The ATO has been tasked over the years with more and more compliance activity. In the 2019 budget the government committed to provide one billion dollars (yes one billion) over four years from 2020 to the ATO to extend the operation of The Tax Avoidance Taskforce and to expand the Taskforce’s programs and market coverage.
Alongside this, funding will be provided to create an alternative data centre facility which is designed to increase the ATO’s analytical capabilities.
A bit of historical perspective
The 1980’s saw significant change for our tax system. I guess Bob Hawke’s passing has brought these years back to mind. Capital gains tax (CGT) and fringe benefits tax (FBT) were introduced (the goods and services tax (GST) failed and had to wait until 2000 to come in.
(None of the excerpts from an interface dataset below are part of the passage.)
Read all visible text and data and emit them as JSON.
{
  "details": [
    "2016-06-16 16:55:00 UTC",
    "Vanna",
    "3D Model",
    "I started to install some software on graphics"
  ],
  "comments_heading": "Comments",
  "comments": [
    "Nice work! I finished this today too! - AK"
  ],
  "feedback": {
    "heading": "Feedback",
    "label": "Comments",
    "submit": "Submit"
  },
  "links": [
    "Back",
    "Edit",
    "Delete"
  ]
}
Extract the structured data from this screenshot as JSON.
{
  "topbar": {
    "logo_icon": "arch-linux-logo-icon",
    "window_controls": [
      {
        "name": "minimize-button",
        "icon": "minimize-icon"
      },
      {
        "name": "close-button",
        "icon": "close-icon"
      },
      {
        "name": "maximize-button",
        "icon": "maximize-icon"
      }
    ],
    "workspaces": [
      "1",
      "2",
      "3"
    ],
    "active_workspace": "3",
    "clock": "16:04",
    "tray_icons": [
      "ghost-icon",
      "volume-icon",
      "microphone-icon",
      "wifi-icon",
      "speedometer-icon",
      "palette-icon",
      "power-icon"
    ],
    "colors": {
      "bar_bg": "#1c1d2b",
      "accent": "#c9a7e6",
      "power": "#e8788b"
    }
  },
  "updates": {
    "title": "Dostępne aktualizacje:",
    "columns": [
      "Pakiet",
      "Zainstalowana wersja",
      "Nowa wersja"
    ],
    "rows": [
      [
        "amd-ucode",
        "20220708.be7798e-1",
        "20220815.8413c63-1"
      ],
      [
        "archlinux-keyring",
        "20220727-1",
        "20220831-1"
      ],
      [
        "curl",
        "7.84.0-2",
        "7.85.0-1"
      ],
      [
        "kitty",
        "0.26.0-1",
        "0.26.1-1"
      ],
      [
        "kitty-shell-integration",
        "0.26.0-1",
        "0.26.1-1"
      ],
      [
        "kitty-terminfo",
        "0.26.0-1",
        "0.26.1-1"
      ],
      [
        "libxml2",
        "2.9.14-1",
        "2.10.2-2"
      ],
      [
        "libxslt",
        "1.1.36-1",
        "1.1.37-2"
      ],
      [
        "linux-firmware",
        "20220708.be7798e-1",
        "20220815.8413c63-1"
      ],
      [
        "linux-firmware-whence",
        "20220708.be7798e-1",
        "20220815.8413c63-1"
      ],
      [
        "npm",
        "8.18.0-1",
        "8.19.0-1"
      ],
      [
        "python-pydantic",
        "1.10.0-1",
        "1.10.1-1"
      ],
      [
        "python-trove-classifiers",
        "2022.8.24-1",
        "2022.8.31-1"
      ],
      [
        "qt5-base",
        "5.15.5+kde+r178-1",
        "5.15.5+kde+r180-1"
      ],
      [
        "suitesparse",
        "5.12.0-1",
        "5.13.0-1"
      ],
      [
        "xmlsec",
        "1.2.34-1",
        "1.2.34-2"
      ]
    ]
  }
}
Alongside this the compulsory superannuation charge (SGC) came in in 1991 at a rate of 3% (it’s now 9.5% and proposals to increase it keep being floated). Whilst all these changes were going on the ATO moved – in 1986-87 – to a system of self-assessment.
What did that mean?
In a nutshell – it’s your (the taxpayer’s) responsibility to put in a correct yearly income tax return.
The ATO will generally take your return at face value – but it is subject to post-assessment risk based audit and other verification checks – for example interest and dividend cross checking with information submitted by the banks and companies as well as information gleaned on sale of property or even art work.
We are seeing much more activity in risk based audits. What seems a reasonable claim to the taxpayer is then checked against what seems a reasonable claim to the ATO.
Often these two thoughts on what is reasonable do not match!!!
The ATO has what often seems a pedantic view on how to claim work related expenses – just look at its view on home office expenses for example. Under self-assessment what you as a taxpayer deem reasonable will go through – until it is checked (audited) by the ATO. Then adjustments – and sometimes penalties – will be applied.
The ATO is finding this an area ripe to get extra tax revenue.
So – if you’re making work related expense claims put extra care and attention into them. Not to stop the claim (which may be a cynical thought of what the ATO is trying to do) but to make sure it will pass muster on an ATO audit.
Whilst on about change – some years ago the ATO introduced a taxpayer and a tax agent portal. Lots of information about a taxpayer’s affairs goes into the portal – interest received, dividends received, health fund details, details of tax (and HELP debt) owing, annual PAYG statement details from employers – as well as other information.
Before the introduction of the portal we would spend many hours on the phone to stressed ATO employees asking questions about a taxpayer’s affairs. No longer – we look it up on the portal – which has been a great innovation. Apart from the suspicion that resources previously used to man the phones and deal with enquiries have now been diverted to ATO audit activity.
In summary, the ATO is clamping down and is no longer mister nice guy!!! With the use of technology and extra resources they are very serious about monitoring tax avoidance.